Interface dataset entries
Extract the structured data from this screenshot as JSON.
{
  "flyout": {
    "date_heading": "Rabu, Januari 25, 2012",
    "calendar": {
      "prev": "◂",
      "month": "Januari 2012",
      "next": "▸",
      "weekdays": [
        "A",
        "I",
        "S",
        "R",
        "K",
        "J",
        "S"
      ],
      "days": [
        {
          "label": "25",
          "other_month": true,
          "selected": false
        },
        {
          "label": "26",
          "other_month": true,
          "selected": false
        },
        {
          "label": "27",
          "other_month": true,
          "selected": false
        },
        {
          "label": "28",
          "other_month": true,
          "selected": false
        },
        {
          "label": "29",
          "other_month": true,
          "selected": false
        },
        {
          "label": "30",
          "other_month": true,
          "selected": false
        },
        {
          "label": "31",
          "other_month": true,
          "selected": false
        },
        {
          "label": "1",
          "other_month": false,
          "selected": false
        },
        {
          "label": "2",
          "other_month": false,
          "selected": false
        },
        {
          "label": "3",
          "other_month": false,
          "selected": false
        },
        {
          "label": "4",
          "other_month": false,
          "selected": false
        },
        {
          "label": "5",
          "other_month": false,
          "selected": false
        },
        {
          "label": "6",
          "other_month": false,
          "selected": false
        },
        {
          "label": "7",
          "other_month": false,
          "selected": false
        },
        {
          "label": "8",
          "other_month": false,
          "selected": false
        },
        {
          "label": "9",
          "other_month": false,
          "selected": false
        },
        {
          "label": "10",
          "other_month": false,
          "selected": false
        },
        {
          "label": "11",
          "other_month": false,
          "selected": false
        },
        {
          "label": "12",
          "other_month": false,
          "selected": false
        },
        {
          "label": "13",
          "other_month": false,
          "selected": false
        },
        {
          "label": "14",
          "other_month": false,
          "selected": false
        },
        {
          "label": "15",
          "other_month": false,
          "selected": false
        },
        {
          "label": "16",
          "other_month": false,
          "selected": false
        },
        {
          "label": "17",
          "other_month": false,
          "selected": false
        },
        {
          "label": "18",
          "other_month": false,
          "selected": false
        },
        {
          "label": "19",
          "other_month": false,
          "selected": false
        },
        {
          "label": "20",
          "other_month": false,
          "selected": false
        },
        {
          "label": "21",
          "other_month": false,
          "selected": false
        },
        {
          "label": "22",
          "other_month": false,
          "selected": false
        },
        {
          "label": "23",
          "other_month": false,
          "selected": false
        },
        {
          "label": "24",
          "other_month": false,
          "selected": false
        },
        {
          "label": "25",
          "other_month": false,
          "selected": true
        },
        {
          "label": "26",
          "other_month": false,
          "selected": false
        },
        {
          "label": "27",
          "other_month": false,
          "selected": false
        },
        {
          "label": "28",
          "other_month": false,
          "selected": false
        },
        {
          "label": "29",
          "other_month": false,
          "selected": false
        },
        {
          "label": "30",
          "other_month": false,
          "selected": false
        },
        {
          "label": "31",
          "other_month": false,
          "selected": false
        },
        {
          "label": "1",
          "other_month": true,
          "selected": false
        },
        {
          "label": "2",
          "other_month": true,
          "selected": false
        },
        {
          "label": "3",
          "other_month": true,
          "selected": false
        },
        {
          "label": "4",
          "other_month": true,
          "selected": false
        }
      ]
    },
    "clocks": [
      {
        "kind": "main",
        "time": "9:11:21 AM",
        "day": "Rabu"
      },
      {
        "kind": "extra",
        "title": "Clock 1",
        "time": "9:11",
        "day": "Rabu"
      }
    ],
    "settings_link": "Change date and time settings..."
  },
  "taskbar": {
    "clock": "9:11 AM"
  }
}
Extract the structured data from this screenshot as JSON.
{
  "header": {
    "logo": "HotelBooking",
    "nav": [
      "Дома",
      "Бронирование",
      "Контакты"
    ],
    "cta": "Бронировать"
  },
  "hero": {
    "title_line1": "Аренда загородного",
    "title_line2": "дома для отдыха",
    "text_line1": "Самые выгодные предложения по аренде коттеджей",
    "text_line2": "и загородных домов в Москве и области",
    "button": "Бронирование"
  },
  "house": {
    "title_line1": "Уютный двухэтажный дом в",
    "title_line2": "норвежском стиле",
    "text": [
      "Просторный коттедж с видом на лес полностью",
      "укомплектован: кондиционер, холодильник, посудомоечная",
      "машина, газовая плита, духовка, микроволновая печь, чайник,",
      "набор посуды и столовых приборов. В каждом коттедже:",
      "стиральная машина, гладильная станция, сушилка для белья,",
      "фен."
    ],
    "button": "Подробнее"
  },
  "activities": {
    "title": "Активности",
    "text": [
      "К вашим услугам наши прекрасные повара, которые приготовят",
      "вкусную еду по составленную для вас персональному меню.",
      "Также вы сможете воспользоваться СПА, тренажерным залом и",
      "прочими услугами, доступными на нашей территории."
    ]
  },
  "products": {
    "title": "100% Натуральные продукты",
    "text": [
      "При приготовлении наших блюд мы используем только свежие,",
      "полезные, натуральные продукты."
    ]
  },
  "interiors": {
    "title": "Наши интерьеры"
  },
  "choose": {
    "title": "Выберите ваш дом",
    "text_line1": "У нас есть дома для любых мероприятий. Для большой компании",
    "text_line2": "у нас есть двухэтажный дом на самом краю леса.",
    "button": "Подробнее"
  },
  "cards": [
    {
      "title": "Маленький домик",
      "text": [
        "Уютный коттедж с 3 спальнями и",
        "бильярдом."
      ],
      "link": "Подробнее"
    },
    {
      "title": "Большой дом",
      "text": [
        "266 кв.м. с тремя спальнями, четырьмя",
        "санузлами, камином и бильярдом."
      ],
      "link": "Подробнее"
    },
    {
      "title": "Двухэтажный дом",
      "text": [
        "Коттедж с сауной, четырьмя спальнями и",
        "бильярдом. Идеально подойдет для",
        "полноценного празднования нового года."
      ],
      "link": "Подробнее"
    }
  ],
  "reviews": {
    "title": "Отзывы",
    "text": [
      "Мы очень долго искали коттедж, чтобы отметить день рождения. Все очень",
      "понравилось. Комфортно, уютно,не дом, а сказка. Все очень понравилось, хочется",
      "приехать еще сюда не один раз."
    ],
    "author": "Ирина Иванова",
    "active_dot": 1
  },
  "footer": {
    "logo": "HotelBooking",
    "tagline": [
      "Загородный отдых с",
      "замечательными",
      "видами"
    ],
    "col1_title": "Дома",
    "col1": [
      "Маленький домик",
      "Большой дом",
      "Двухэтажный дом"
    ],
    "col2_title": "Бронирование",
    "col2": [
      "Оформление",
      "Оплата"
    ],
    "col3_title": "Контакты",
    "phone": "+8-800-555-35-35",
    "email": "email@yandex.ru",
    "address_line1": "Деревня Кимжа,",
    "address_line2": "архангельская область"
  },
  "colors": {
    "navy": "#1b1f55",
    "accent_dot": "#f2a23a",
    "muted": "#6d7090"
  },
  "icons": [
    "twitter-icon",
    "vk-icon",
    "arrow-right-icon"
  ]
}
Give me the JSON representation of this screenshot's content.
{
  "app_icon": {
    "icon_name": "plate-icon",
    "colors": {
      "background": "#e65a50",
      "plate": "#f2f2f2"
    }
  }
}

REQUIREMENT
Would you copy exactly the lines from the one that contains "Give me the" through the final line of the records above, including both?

TASK RESPONSE
Give me the JSON representation of this screenshot's content.
{
  "app_icon": {
    "icon_name": "plate-icon",
    "colors": {
      "background": "#e65a50",
      "plate": "#f2f2f2"
    }
  }
}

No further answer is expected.